“What is you name?”
“What are you good for?”
“What are you bad for?”
“Next time you will get paid to write.”
He issues me what looks like a Chinese bank note.
The woman from the couple I’ve journeyed with steps forward.
“What is your name?”
“What are you good for?”
“She has a green thumb,” I say.
“A green thumb?” He says in a questioning Monty Python lilt.
“Yes,” she says, “Succulents, I’m good for succulents.”
My company and I traverse to another black light room after this. White, amoeba, spiral doodles glow from the back walls as a cymbal is rang loudly beside our heads. “Repeat after me,” our instructor says like a charismatic, yoga charlatan.
“I am happy. I am healthy. I am free from all evil,” as we spin around.
“Louder,” she barks!
“I am happy. I am healthy. I am free from all evil.”
“I can’t hear you!”
“I am happy. I am healthy. I am free from all evil.”
“Get out of here! You’re the most stressed out meditators I’ve ever seen!”

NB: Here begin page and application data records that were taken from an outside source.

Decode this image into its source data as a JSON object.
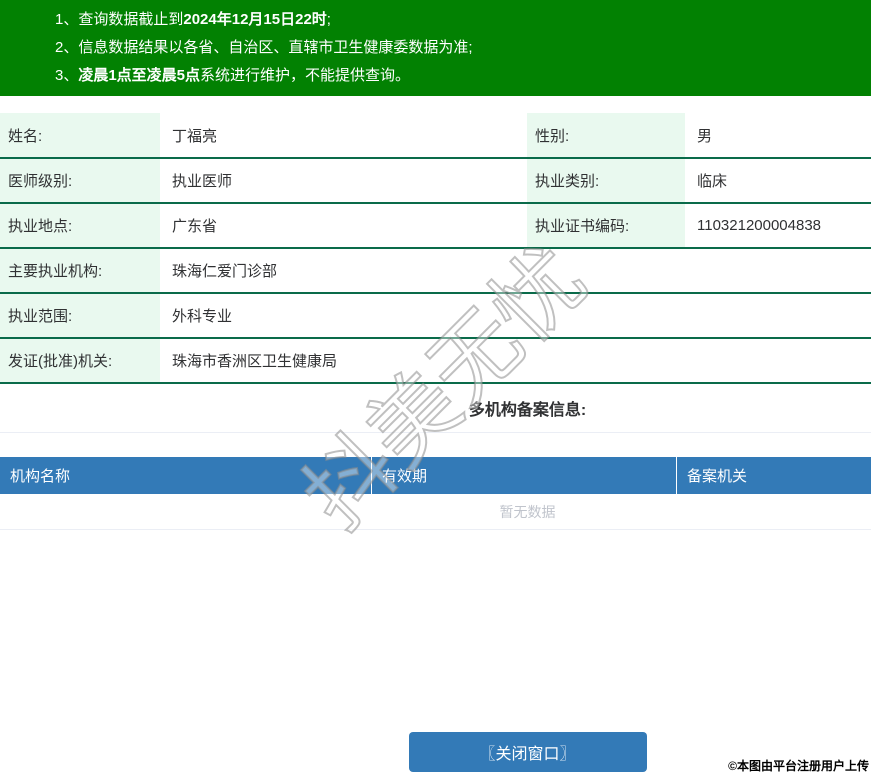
{
  "colors": {
    "green-bar": "#028102",
    "border-green": "#0a6b4a",
    "mint": "#e9f9ef",
    "blue": "#337ab7",
    "button-blue": "#337ab7",
    "empty-gray": "#c0c4cc",
    "light-border": "#ebeef5"
  },
  "notices": [
    {
      "num": "1、",
      "prefix": "查询数据截止到",
      "bold": "2024年12月15日22时",
      "suffix": ";"
    },
    {
      "num": "2、",
      "prefix": "信息数据结果以各省、自治区、直辖市卫生健康委数据为准;",
      "bold": "",
      "suffix": ""
    },
    {
      "num": "3、",
      "prefix": "",
      "bold": "凌晨1点至凌晨5点",
      "suffix": "系统进行维护，不能提供查询。"
    }
  ],
  "info": {
    "rows": [
      {
        "label1": "姓名:",
        "value1": "丁福亮",
        "label2": "性别:",
        "value2": "男"
      },
      {
        "label1": "医师级别:",
        "value1": "执业医师",
        "label2": "执业类别:",
        "value2": "临床"
      },
      {
        "label1": "执业地点:",
        "value1": "广东省",
        "label2": "执业证书编码:",
        "value2": "110321200004838"
      },
      {
        "label1": "主要执业机构:",
        "value1": "珠海仁爱门诊部"
      },
      {
        "label1": "执业范围:",
        "value1": "外科专业"
      },
      {
        "label1": "发证(批准)机关:",
        "value1": "珠海市香洲区卫生健康局"
      }
    ]
  },
  "section": {
    "title": "多机构备案信息:"
  },
  "filing_table": {
    "headers": {
      "institution": "机构名称",
      "validity": "有效期",
      "authority": "备案机关"
    },
    "empty_text": "暂无数据"
  },
  "footer": {
    "close_button": "〖关闭窗口〗"
  },
  "watermark": {
    "diagonal": "抖美无忧",
    "copyright": "©本图由平台注册用户上传"
  }
}
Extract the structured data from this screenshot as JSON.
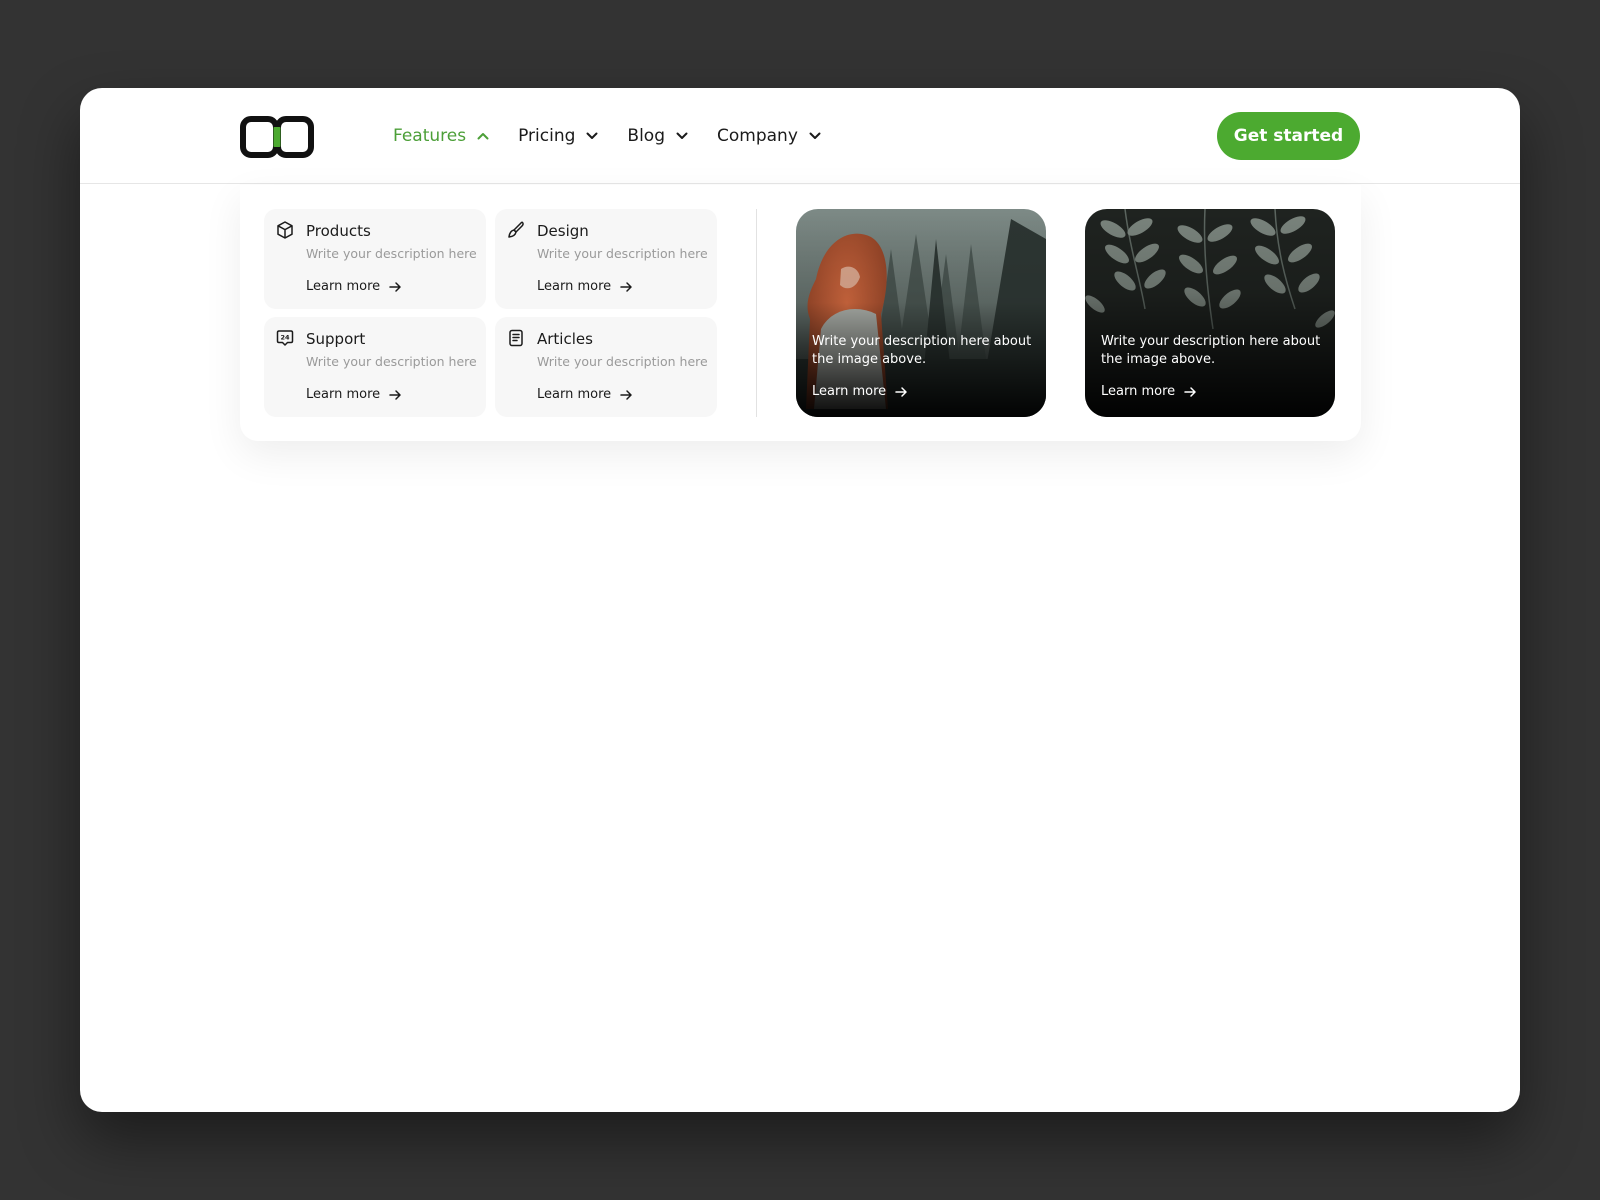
{
  "nav": {
    "logo": "logo-mark",
    "items": [
      {
        "label": "Features",
        "active": true,
        "icon": "chevron-up-icon"
      },
      {
        "label": "Pricing",
        "active": false,
        "icon": "chevron-down-icon"
      },
      {
        "label": "Blog",
        "active": false,
        "icon": "chevron-down-icon"
      },
      {
        "label": "Company",
        "active": false,
        "icon": "chevron-down-icon"
      }
    ],
    "cta_label": "Get started"
  },
  "dropdown": {
    "cards": [
      {
        "title": "Products",
        "icon": "cube-icon",
        "description": "Write your description here",
        "link": "Learn more"
      },
      {
        "title": "Design",
        "icon": "brush-icon",
        "description": "Write your description here",
        "link": "Learn more"
      },
      {
        "title": "Support",
        "icon": "support-24-icon",
        "description": "Write your description here",
        "link": "Learn more"
      },
      {
        "title": "Articles",
        "icon": "document-icon",
        "description": "Write your description here",
        "link": "Learn more"
      }
    ],
    "image_cards": [
      {
        "image": "forest-woman-photo",
        "text": "Write your description here about the image above.",
        "link": "Learn more"
      },
      {
        "image": "leaves-photo",
        "text": "Write your description here about the image above.",
        "link": "Learn more"
      }
    ]
  },
  "colors": {
    "accent": "#4caa30",
    "accent_text": "#4c9f38",
    "page_bg": "#333333",
    "card_bg": "#f7f7f7"
  }
}
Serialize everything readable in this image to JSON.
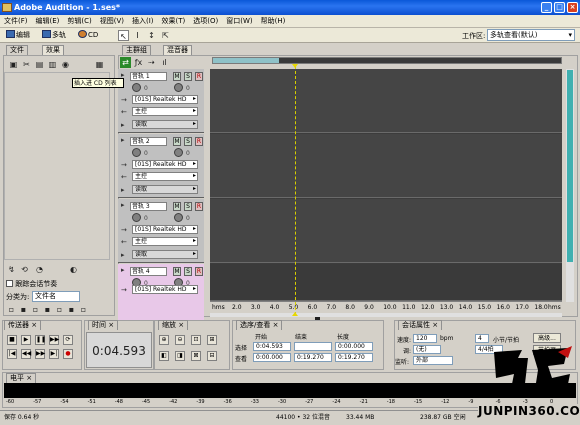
{
  "app": {
    "title": "Adobe Audition - 1.ses*"
  },
  "menu": [
    "文件(F)",
    "编辑(E)",
    "剪辑(C)",
    "视图(V)",
    "插入(I)",
    "效果(T)",
    "选项(O)",
    "窗口(W)",
    "帮助(H)"
  ],
  "toolbar": {
    "edit_label": "编辑",
    "multitrack_label": "多轨",
    "cd_label": "CD",
    "workspace_label": "工作区:",
    "workspace_value": "多轨查看(默认)"
  },
  "left_panel": {
    "tabs": [
      "文件",
      "效果"
    ],
    "tooltip": "插入进 CD 列表",
    "follow_checkbox": "跟踪会话节奏",
    "group_label": "分类为:",
    "group_value": "文件名"
  },
  "main": {
    "tabs": [
      "主群组",
      "混音器"
    ]
  },
  "tracks": [
    {
      "name": "音轨 1",
      "input": "[01S] Realtek HD",
      "output": "主控",
      "fx": "读取"
    },
    {
      "name": "音轨 2",
      "input": "[01S] Realtek HD",
      "output": "主控",
      "fx": "读取"
    },
    {
      "name": "音轨 3",
      "input": "[01S] Realtek HD",
      "output": "主控",
      "fx": "读取"
    },
    {
      "name": "音轨 4",
      "input": "[01S] Realtek HD",
      "output": "主控",
      "fx": "读取"
    }
  ],
  "track_buttons": {
    "mute": "M",
    "solo": "S",
    "record": "R",
    "knob_value": "0"
  },
  "ruler": {
    "unit": "hms",
    "ticks": [
      "2.0",
      "3.0",
      "4.0",
      "5.0",
      "6.0",
      "7.0",
      "8.0",
      "9.0",
      "10.0",
      "11.0",
      "12.0",
      "13.0",
      "14.0",
      "15.0",
      "16.0",
      "17.0",
      "18.0"
    ],
    "end_unit": "hms"
  },
  "transport": {
    "tab": "传送器"
  },
  "time": {
    "tab": "时间",
    "value": "0:04.593"
  },
  "zoom": {
    "tab": "缩放"
  },
  "selection": {
    "tab": "选序/查看",
    "start_header": "开始",
    "end_header": "结束",
    "length_header": "长度",
    "sel_label": "选择",
    "view_label": "查看",
    "sel_start": "0:04.593",
    "sel_end": "",
    "sel_length": "0:00.000",
    "view_start": "0:00.000",
    "view_end": "0:19.270",
    "view_length": "0:19.270"
  },
  "session": {
    "tab": "会话属性",
    "tempo_label": "速度:",
    "tempo_value": "120",
    "bpm_label": "bpm",
    "beats_value": "4",
    "beats_label": "小节/节拍",
    "advanced_button": "高级...",
    "key_label": "调:",
    "key_value": "(无)",
    "time_sig_value": "4/4拍",
    "metronome_button": "节拍器",
    "monitor_label": "监听:",
    "monitor_value": "外部"
  },
  "levels": {
    "tab": "电平",
    "scale": [
      "-60",
      "-57",
      "-54",
      "-51",
      "-48",
      "-45",
      "-42",
      "-39",
      "-36",
      "-33",
      "-30",
      "-27",
      "-24",
      "-21",
      "-18",
      "-15",
      "-12",
      "-9",
      "-6",
      "-3",
      "0"
    ]
  },
  "status": {
    "save": "保存 0.64 秒",
    "format": "44100 • 32 位混音",
    "memory": "33.44 MB",
    "disk": "238.87 GB 空闲"
  },
  "watermark": {
    "site": "JUNPIN360.COM"
  }
}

Next, we enter what feels like a harem, swathed in fabric, as we notice first four women in dancers leotards with their faces wrapped revealing only their sparkling eyes. In giddy, joyous serenades of laughter they burst forward, sweeping around us like a force of nature and ask us to shake our thing and shake our butts into their dance circle before they praise
us for our wonderful, smart, world class dance moves. These ladies lift our egos to the heights of super stars and heroes. We’re ready for Europe they say!
The last room we see is the shadow tale of the night. We’re instructed to knock to enter a club. A man in a black hoodie pulled up over his head sits as a bouncer in the corner of the room as we observe rows of records lining half the floor. The faces of black artists stare back at us from the vintage covers, and the image of a black man with a gold pallor cast to his face is projected onto the wall. It’s clear that we’re expected to stand and be silent observers. Thus begins a gut wrenching video montage of the most unspeakable violence African Americans have experienced in white America. It’s a sobering display of violence I’m still absorbing into my mind.
RFA is serious play, I remember.
We have one last stop to visit. We’re ushered upstairs and join everyone who has also been traveling through their own route in and out of rooms. We move together into a streaming line into the last room we’ll experience this night where a marching band joins us and all actors from all of the rooms parade in. This is the finale!
The sheets hanging from the ceiling as walls drop, and we’re all together in the last passage. The journey is both completed and just begun! We navigated Rooms Fall Apart with our curiosity and quivering hearts. Life got bent backwards, forwards. We’re elated and expanded. We’re home again.
Rooms and Rooms and Rooms and Rooms, here’s some more rooms I visited on Sunday and other Rooms I wish I got to immerse myself in…. There are a plethora of Rooms…
I enter a birthday party where I’m served potato chips and Skittles. I’m shown an album of the birthday boy who I immediately recognize then I hear a gunshot outside, and I know Trayvon won’t be attending his party.
I enter a waiting room that looks like a Beetlejuice dream with a desk clerk from hell and a nonexistent blue square I’m firmly told to go stand in.
I made a special request to visit this room where I crawled through a tunnel to find a hooded beat boxer who placed my hands on his chest to feel his heart as he beat boxed and throat sang like a Tuvan monk.
I entered an adobe pink womb/room with the voices of gods calling from above as they dropped me markers so I could draw flowers and sperm on their cave wall, and speculate with them on what makes humans, humans. Is it tool-wielding thumbs?
I entered a woman’s bathroom and watched her stick hypodermic needles into her black Barbie before she sparkled my eyes in gold glitter.
I’m invited into a home where everything is covered in Saran Wrap, and I’m told to sit on the floor to keep the furniture nice, as the wife pukes in the toilet and the television is pumped at full blast until the electricity bill isn’t paid and the lights go out.